Want to be hip this spring with a one-of-a-kind style you call your own? Then it is time to shop ‘vintage’ to make your statement. Buying vintage, or gently used clothing, is the rage from young gals to celebrities who know how to shop!
Mention vintage clothing, and most people think of classic vintage fashions from the 1920’s through the 1970’s, with a heavy emphasis on the 1940’s. Today’s vintage is modern. The hottest clothes now for all ages fall under the descriptive words boho, cowgirl, and gypsy. Think lace with cowboy boots! Even brides are wearing real western boots under their gowns. Not new boots, but gently used, slightly worn ones, that have character and are comfortable.
I don’t shop for age as much as I look for style when I hunt for my vintage treasures. Padded shoulders tell me a piece is vintage, but do I seriously want padded shoulders to be my fashion look? I want to be hip in vintage, not dated in vintage. For me there is a huge difference between the two. If I love a piece with pads in the shoulders, a quick snip with my scissors takes care of that problem. I have the look I want, without feeling dated.
Tags are a great clue to the age of a piece. Union tags attached to the inside seam is proof that piece was produced by a clothing union prior to the 1980’s. Square in size, about ½ inch by ½ inch, the name of the union will be stated and “Made in U.S.A.” A union tag assures you your piece is at least twenty years old. Today’s modern vintage dates clothing from the 1970’s through the 1990’s, however the later dates may also sport “Made In China” tags.
Another clue to the age of a piece of clothing is the label design. In the 1980’s tags were usually “bigger” and brought more colorful designs compared to earlier years, like the 1950’s and 1960’s, when labels were simple in design. With the brand name you can do a trademark search and see when the trademark was first filed.
In 1971 the Federal Trade Commission issued care symbols. A piece of clothing was not required to label its fabric content until after 1960, when the USA Textile Products Identification Act was introduced. If your garment does not reflect this information, chances are it was made prior to 1960. Remember, however, there are always exceptions to any rule.

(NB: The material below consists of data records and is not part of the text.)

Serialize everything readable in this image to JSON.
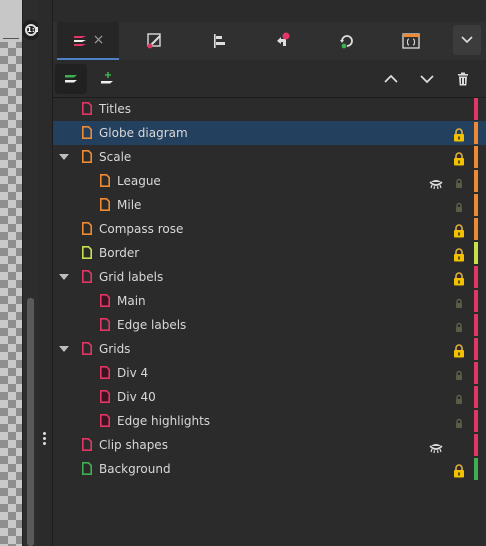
{
  "zoom_badge": "1:1",
  "tabs": [
    {
      "name": "layers",
      "close": "×"
    },
    {
      "name": "edit-path"
    },
    {
      "name": "align"
    },
    {
      "name": "undo-history"
    },
    {
      "name": "object-properties"
    },
    {
      "name": "xml-editor"
    }
  ],
  "toolbar": {
    "add_layer_title": "Add layer",
    "move_up_title": "Raise",
    "move_down_title": "Lower",
    "delete_title": "Delete"
  },
  "colors": {
    "red": "#e23664",
    "orange": "#ee8a35",
    "lime": "#c8e04a",
    "green": "#3eb04f"
  },
  "layers": [
    {
      "label": "Titles",
      "depth": 0,
      "expandable": false,
      "color": "red",
      "lock": "none",
      "hidden": false
    },
    {
      "label": "Globe diagram",
      "depth": 0,
      "expandable": false,
      "color": "orange",
      "lock": "locked",
      "hidden": false,
      "selected": true
    },
    {
      "label": "Scale",
      "depth": 0,
      "expandable": true,
      "color": "orange",
      "lock": "locked",
      "hidden": false
    },
    {
      "label": "League",
      "depth": 1,
      "expandable": false,
      "color": "orange",
      "lock": "inherited",
      "hidden": true
    },
    {
      "label": "Mile",
      "depth": 1,
      "expandable": false,
      "color": "orange",
      "lock": "inherited",
      "hidden": false
    },
    {
      "label": "Compass rose",
      "depth": 0,
      "expandable": false,
      "color": "orange",
      "lock": "locked",
      "hidden": false
    },
    {
      "label": "Border",
      "depth": 0,
      "expandable": false,
      "color": "lime",
      "lock": "locked",
      "hidden": false
    },
    {
      "label": "Grid labels",
      "depth": 0,
      "expandable": true,
      "color": "red",
      "lock": "locked",
      "hidden": false
    },
    {
      "label": "Main",
      "depth": 1,
      "expandable": false,
      "color": "red",
      "lock": "inherited",
      "hidden": false,
      "dark_icon": true
    },
    {
      "label": "Edge labels",
      "depth": 1,
      "expandable": false,
      "color": "red",
      "lock": "inherited",
      "hidden": false
    },
    {
      "label": "Grids",
      "depth": 0,
      "expandable": true,
      "color": "red",
      "lock": "locked",
      "hidden": false
    },
    {
      "label": "Div 4",
      "depth": 1,
      "expandable": false,
      "color": "red",
      "lock": "inherited",
      "hidden": false,
      "dark_icon": true
    },
    {
      "label": "Div 40",
      "depth": 1,
      "expandable": false,
      "color": "red",
      "lock": "inherited",
      "hidden": false,
      "dark_icon": true
    },
    {
      "label": "Edge highlights",
      "depth": 1,
      "expandable": false,
      "color": "red",
      "lock": "inherited",
      "hidden": false,
      "dark_icon": true
    },
    {
      "label": "Clip shapes",
      "depth": 0,
      "expandable": false,
      "color": "red",
      "lock": "none",
      "hidden": true
    },
    {
      "label": "Background",
      "depth": 0,
      "expandable": false,
      "color": "green",
      "lock": "locked",
      "hidden": false
    }
  ]
}
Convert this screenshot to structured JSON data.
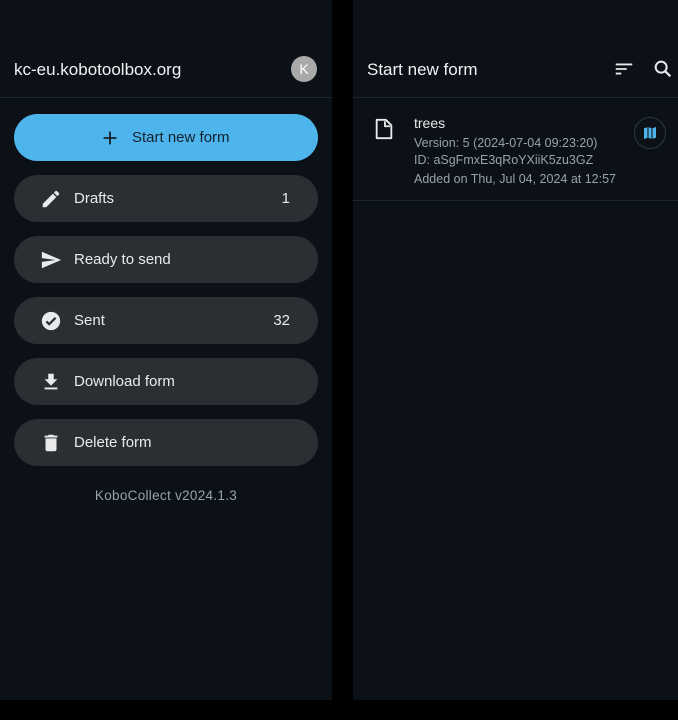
{
  "drawer": {
    "server_url": "kc-eu.kobotoolbox.org",
    "avatar_letter": "K",
    "buttons": [
      {
        "label": "Start new form",
        "icon": "plus-icon"
      },
      {
        "label": "Drafts",
        "count": "1",
        "icon": "pencil-icon"
      },
      {
        "label": "Ready to send",
        "icon": "send-icon"
      },
      {
        "label": "Sent",
        "count": "32",
        "icon": "check-circle-icon"
      },
      {
        "label": "Download form",
        "icon": "download-icon"
      },
      {
        "label": "Delete form",
        "icon": "trash-icon"
      }
    ],
    "version": "KoboCollect v2024.1.3"
  },
  "form_list": {
    "title": "Start new form",
    "toolbar_icons": [
      "sort-icon",
      "search-icon"
    ],
    "forms": [
      {
        "name": "trees",
        "version": "Version: 5 (2024-07-04 09:23:20)",
        "id": "ID: aSgFmxE3qRoYXiiK5zu3GZ",
        "added": "Added on Thu, Jul 04, 2024 at 12:57"
      }
    ]
  },
  "colors": {
    "background": "#0b1117",
    "primary": "#4eb4ec",
    "button": "#2b2f33",
    "map_icon": "#4eb4ec"
  }
}
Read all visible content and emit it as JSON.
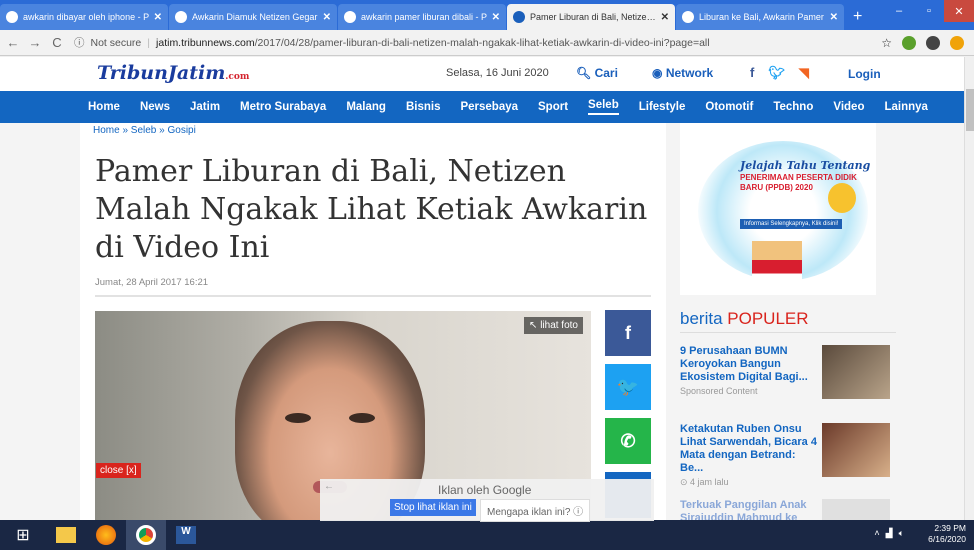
{
  "browser": {
    "tabs": [
      {
        "title": "awkarin dibayar oleh iphone - P",
        "favicon": "google-icon",
        "color": "#fff",
        "active": false
      },
      {
        "title": "Awkarin Diamuk Netizen Gegar",
        "favicon": "site-icon",
        "color": "#fff",
        "active": false
      },
      {
        "title": "awkarin pamer liburan dibali - P",
        "favicon": "google-icon",
        "color": "#fff",
        "active": false
      },
      {
        "title": "Pamer Liburan di Bali, Netizen M",
        "favicon": "tribun-icon",
        "color": "#1a5fbb",
        "active": true
      },
      {
        "title": "Liburan ke Bali, Awkarin Pamer",
        "favicon": "video-icon",
        "color": "#fff",
        "active": false
      }
    ],
    "new_tab": "+",
    "window_controls": [
      "–",
      "▫",
      "✕"
    ],
    "nav": {
      "back": "←",
      "forward": "→",
      "reload": "C"
    },
    "address": {
      "security": "Not secure",
      "host": "jatim.tribunnews.com",
      "path": "/2017/04/28/pamer-liburan-di-bali-netizen-malah-ngakak-lihat-ketiak-awkarin-di-video-ini?page=all",
      "star": "☆"
    }
  },
  "site": {
    "logo_main": "TribunJatim",
    "logo_suffix": ".com",
    "date": "Selasa, 16 Juni 2020",
    "search_label": "Cari",
    "network_label": "Network",
    "login_label": "Login",
    "nav_items": [
      "Home",
      "News",
      "Jatim",
      "Metro Surabaya",
      "Malang",
      "Bisnis",
      "Persebaya",
      "Sport",
      "Seleb",
      "Lifestyle",
      "Otomotif",
      "Techno",
      "Video",
      "Lainnya"
    ],
    "nav_selected": "Seleb",
    "brand_color": "#1366c1"
  },
  "article": {
    "breadcrumb": "Home » Seleb » Gosipi",
    "title": "Pamer Liburan di Bali, Netizen Malah Ngakak Lihat Ketiak Awkarin di Video Ini",
    "date": "Jumat, 28 April 2017 16:21",
    "photo_label": "↖ lihat foto",
    "close_label": "close [x]",
    "share": [
      {
        "name": "facebook-share",
        "glyph": "f",
        "color": "#3b5998"
      },
      {
        "name": "twitter-share",
        "glyph": "🐦",
        "color": "#1da1f2"
      },
      {
        "name": "whatsapp-share",
        "glyph": "✆",
        "color": "#25b54a"
      },
      {
        "name": "more-share",
        "glyph": "",
        "color": "#1366c1"
      }
    ]
  },
  "ad_banner": {
    "line1": "Jelajah Tahu Tentang",
    "line2": "PENERIMAAN PESERTA DIDIK BARU (PPDB) 2020",
    "cta": "Informasi Selengkapnya, Klik disini!"
  },
  "populer": {
    "heading_a": "berita",
    "heading_b": "POPULER",
    "items": [
      {
        "title": "9 Perusahaan BUMN Keroyokan Bangun Ekosistem Digital Bagi...",
        "sub": "Sponsored Content"
      },
      {
        "title": "Ketakutan Ruben Onsu Lihat Sarwendah, Bicara 4 Mata dengan Betrand: Be...",
        "sub": "⊙ 4 jam lalu"
      },
      {
        "title": "Terkuak Panggilan Anak Sirajuddin Mahmud ke",
        "sub": ""
      }
    ]
  },
  "ad_overlay": {
    "label": "Iklan oleh Google",
    "back": "←",
    "stop": "Stop lihat iklan ini",
    "why": "Mengapa iklan ini? ⓘ"
  },
  "taskbar": {
    "time": "2:39 PM",
    "date": "6/16/2020"
  }
}
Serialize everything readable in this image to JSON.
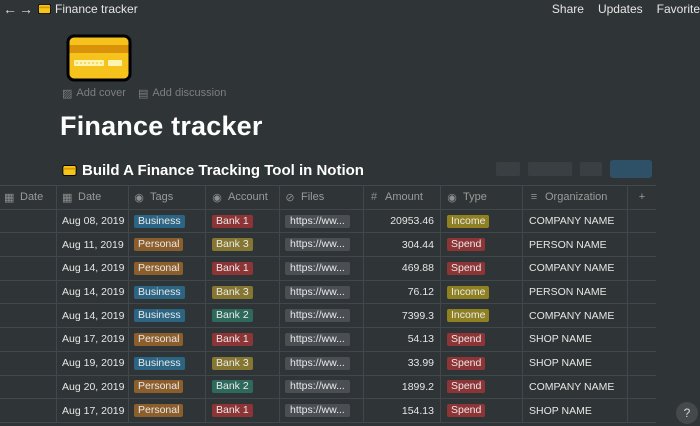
{
  "topbar": {
    "back_glyph": "←",
    "forward_glyph": "→",
    "breadcrumb": "Finance tracker",
    "share": "Share",
    "updates": "Updates",
    "favorite": "Favorite"
  },
  "page": {
    "add_cover": "Add cover",
    "add_discussion": "Add discussion",
    "title": "Finance tracker"
  },
  "database": {
    "title": "Build A Finance Tracking Tool in Notion",
    "columns": {
      "date0": "Date",
      "date": "Date",
      "tags": "Tags",
      "account": "Account",
      "files": "Files",
      "amount": "Amount",
      "type": "Type",
      "organization": "Organization",
      "add": "+"
    },
    "rows": [
      {
        "date": "Aug 08, 2019",
        "tag": "Business",
        "tag_kind": "business",
        "account": "Bank 1",
        "acct_kind": "bank1",
        "file": "https://ww...",
        "amount": "20953.46",
        "type": "Income",
        "type_kind": "income",
        "org": "COMPANY NAME"
      },
      {
        "date": "Aug 11, 2019",
        "tag": "Personal",
        "tag_kind": "personal",
        "account": "Bank 3",
        "acct_kind": "bank3",
        "file": "https://ww...",
        "amount": "304.44",
        "type": "Spend",
        "type_kind": "spend",
        "org": "PERSON NAME"
      },
      {
        "date": "Aug 14, 2019",
        "tag": "Personal",
        "tag_kind": "personal",
        "account": "Bank 1",
        "acct_kind": "bank1",
        "file": "https://ww...",
        "amount": "469.88",
        "type": "Spend",
        "type_kind": "spend",
        "org": "COMPANY NAME"
      },
      {
        "date": "Aug 14, 2019",
        "tag": "Business",
        "tag_kind": "business",
        "account": "Bank 3",
        "acct_kind": "bank3",
        "file": "https://ww...",
        "amount": "76.12",
        "type": "Income",
        "type_kind": "income",
        "org": "PERSON NAME"
      },
      {
        "date": "Aug 14, 2019",
        "tag": "Business",
        "tag_kind": "business",
        "account": "Bank 2",
        "acct_kind": "bank2",
        "file": "https://ww...",
        "amount": "7399.3",
        "type": "Income",
        "type_kind": "income",
        "org": "COMPANY NAME"
      },
      {
        "date": "Aug 17, 2019",
        "tag": "Personal",
        "tag_kind": "personal",
        "account": "Bank 1",
        "acct_kind": "bank1",
        "file": "https://ww...",
        "amount": "54.13",
        "type": "Spend",
        "type_kind": "spend",
        "org": "SHOP NAME"
      },
      {
        "date": "Aug 19, 2019",
        "tag": "Business",
        "tag_kind": "business",
        "account": "Bank 3",
        "acct_kind": "bank3",
        "file": "https://ww...",
        "amount": "33.99",
        "type": "Spend",
        "type_kind": "spend",
        "org": "SHOP NAME"
      },
      {
        "date": "Aug 20, 2019",
        "tag": "Personal",
        "tag_kind": "personal",
        "account": "Bank 2",
        "acct_kind": "bank2",
        "file": "https://ww...",
        "amount": "1899.2",
        "type": "Spend",
        "type_kind": "spend",
        "org": "COMPANY NAME"
      },
      {
        "date": "Aug 17, 2019",
        "tag": "Personal",
        "tag_kind": "personal",
        "account": "Bank 1",
        "acct_kind": "bank1",
        "file": "https://ww...",
        "amount": "154.13",
        "type": "Spend",
        "type_kind": "spend",
        "org": "SHOP NAME"
      }
    ]
  },
  "help": "?",
  "colors": {
    "background": "#2f3437",
    "business": "#2b6583",
    "personal": "#8c5e2b",
    "bank1": "#8d3536",
    "bank2": "#2d6a5c",
    "bank3": "#857732",
    "income": "#8f8022",
    "spend": "#8d3536",
    "card_yellow": "#f5c518"
  },
  "icons": [
    "credit-card-icon",
    "image-icon",
    "comment-icon",
    "calendar-icon",
    "tag-icon",
    "file-icon",
    "hash-icon",
    "text-icon",
    "plus-icon"
  ]
}
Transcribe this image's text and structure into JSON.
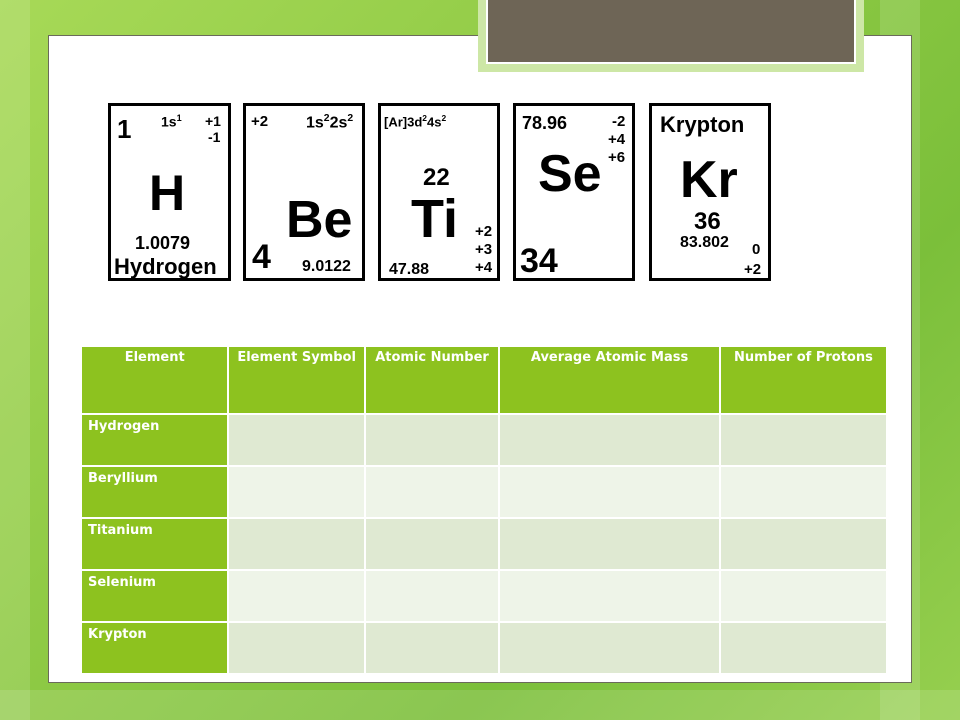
{
  "colors": {
    "header_green": "#8dc21f",
    "row_dark": "#dfe9d2",
    "row_light": "#eef4e8",
    "title_bar": "#6e6556"
  },
  "cards": {
    "hydrogen": {
      "number": "1",
      "config_base": "1s",
      "config_sup": "1",
      "charge_top": "+1",
      "charge_bottom": "-1",
      "symbol": "H",
      "mass": "1.0079",
      "name": "Hydrogen"
    },
    "beryllium": {
      "charge": "+2",
      "config_a": "1s",
      "config_a_sup": "2",
      "config_b": "2s",
      "config_b_sup": "2",
      "symbol": "Be",
      "number": "4",
      "mass": "9.0122"
    },
    "titanium": {
      "config_bracket": "[Ar]3d",
      "config_sup_a": "2",
      "config_mid": "4s",
      "config_sup_b": "2",
      "number": "22",
      "symbol": "Ti",
      "charge_a": "+2",
      "charge_b": "+3",
      "charge_c": "+4",
      "mass": "47.88"
    },
    "selenium": {
      "mass": "78.96",
      "charge_a": "-2",
      "charge_b": "+4",
      "charge_c": "+6",
      "symbol": "Se",
      "number": "34"
    },
    "krypton": {
      "name": "Krypton",
      "symbol": "Kr",
      "number": "36",
      "mass": "83.802",
      "charge_a": "0",
      "charge_b": "+2"
    }
  },
  "table": {
    "headers": [
      "Element",
      "Element Symbol",
      "Atomic Number",
      "Average Atomic Mass",
      "Number of Protons"
    ],
    "rows": [
      "Hydrogen",
      "Beryllium",
      "Titanium",
      "Selenium",
      "Krypton"
    ]
  }
}
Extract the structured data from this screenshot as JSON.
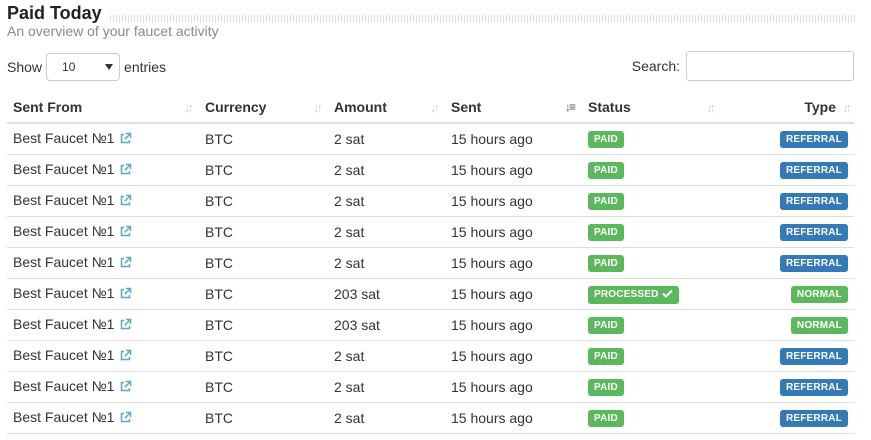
{
  "header": {
    "title": "Paid Today",
    "subtitle": "An overview of your faucet activity"
  },
  "length": {
    "show_label": "Show",
    "selected": "10",
    "entries_label": "entries"
  },
  "search": {
    "label": "Search:",
    "value": ""
  },
  "table": {
    "columns": [
      "Sent From",
      "Currency",
      "Amount",
      "Sent",
      "Status",
      "Type"
    ],
    "active_sort_column": "Sent",
    "rows": [
      {
        "from": "Best Faucet №1",
        "currency": "BTC",
        "amount": "2 sat",
        "sent": "15 hours ago",
        "status": "PAID",
        "type": "REFERRAL"
      },
      {
        "from": "Best Faucet №1",
        "currency": "BTC",
        "amount": "2 sat",
        "sent": "15 hours ago",
        "status": "PAID",
        "type": "REFERRAL"
      },
      {
        "from": "Best Faucet №1",
        "currency": "BTC",
        "amount": "2 sat",
        "sent": "15 hours ago",
        "status": "PAID",
        "type": "REFERRAL"
      },
      {
        "from": "Best Faucet №1",
        "currency": "BTC",
        "amount": "2 sat",
        "sent": "15 hours ago",
        "status": "PAID",
        "type": "REFERRAL"
      },
      {
        "from": "Best Faucet №1",
        "currency": "BTC",
        "amount": "2 sat",
        "sent": "15 hours ago",
        "status": "PAID",
        "type": "REFERRAL"
      },
      {
        "from": "Best Faucet №1",
        "currency": "BTC",
        "amount": "203 sat",
        "sent": "15 hours ago",
        "status": "PROCESSED",
        "type": "NORMAL"
      },
      {
        "from": "Best Faucet №1",
        "currency": "BTC",
        "amount": "203 sat",
        "sent": "15 hours ago",
        "status": "PAID",
        "type": "NORMAL"
      },
      {
        "from": "Best Faucet №1",
        "currency": "BTC",
        "amount": "2 sat",
        "sent": "15 hours ago",
        "status": "PAID",
        "type": "REFERRAL"
      },
      {
        "from": "Best Faucet №1",
        "currency": "BTC",
        "amount": "2 sat",
        "sent": "15 hours ago",
        "status": "PAID",
        "type": "REFERRAL"
      },
      {
        "from": "Best Faucet №1",
        "currency": "BTC",
        "amount": "2 sat",
        "sent": "15 hours ago",
        "status": "PAID",
        "type": "REFERRAL"
      }
    ]
  },
  "icons": {
    "external_link": "external-link-icon",
    "sort": "sort-icon",
    "check": "check-icon"
  },
  "colors": {
    "status_paid": "#5cb85c",
    "type_referral": "#337ab7",
    "type_normal": "#5cb85c"
  }
}
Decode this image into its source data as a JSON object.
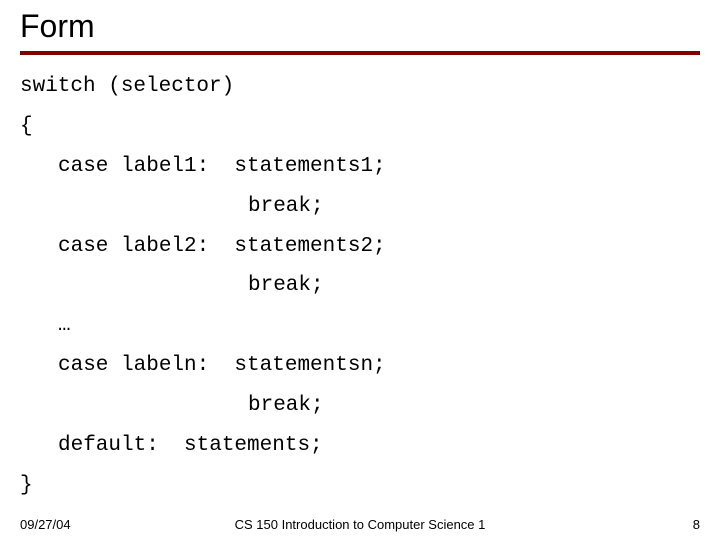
{
  "slide": {
    "title": "Form",
    "code": {
      "line1": "switch (selector)",
      "line2": "{",
      "line3": "case label1:  statements1;",
      "line4": "break;",
      "line5": "case label2:  statements2;",
      "line6": "break;",
      "line7": "…",
      "line8": "case labeln:  statementsn;",
      "line9": "break;",
      "line10": "default:  statements;",
      "line11": "}"
    },
    "footer": {
      "date": "09/27/04",
      "course": "CS 150 Introduction to Computer Science 1",
      "page": "8"
    }
  }
}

Dating your vintage find can be fun, but it is not necessary if you are just simply trying to develop your own style. If you are spending big dollars for a piece of clothing, you need to know what you are getting. I shop thrift stores, estate sales, flea markets, and garage sales to find my vintage treasures. The cost per item is low, so if I feel I have a bargain, I grab it. A “Made in U.S.A” tag makes my day! But if the style is cool and I can pair it with an older piece for a statement, you will find I buy “Made in China” items too. I love cotton sundress with gently used denim jackets as toppers for cooler summer evenings. A boho styled skirt with a newer, vintage look, lace blouse is another trend I love. One piece may be from the late 1980’s and the other new but gently used. The look I’ve created is what is important to me. The cost was minimal, the style priceless!
I am always a sucker for vintage Scott McClintock prom and evening dresses as well as anything made in white cream lace, or net lace, to pop over jeans or leggings.
I do check out my purchases carefully before I hand over my money. I don’t care how great a piece looks, or how little it costs, if there are stains, holes, and odors, I do not buy. There are so many wonderful items of clothing available in more modern vintage I can find something else I love as much. I insist my vintage clothing is in excellent, wearable condition.
Recently I opened a small clothing boutique in Monroe, Georgia, at Hodge Podge Art, Antiques and Interiors. I call it ‘Gypsy Lace Vintage’. The name speaks volumes as to the look you will find there. In additional to clothing there are shelves of cowboy boots, old Mexican tooled handbags, western belts, and leather shoes made in Brazil, Italy, and Spain. I love the feel of gently used leather too.
I recently visited a metro Atlanta hot spot to see what new clothing looks like. I am so out of touch. I was excited to find that the vintage boho look I sell, was the look new clothing manufactures are producing in China, and with prices starting at $200. The clothing at my shop has “Made in U.S.A.” tags for the most part and items are between $25 and $65.
Vintage clothing can be fun, it doesn’t have to be expensive, and you can define your own style without breaking the bank. It just takes a little initiative to know where to shop and to shop often to find the real treasures.
Barbara Barth, C.E.O. of Life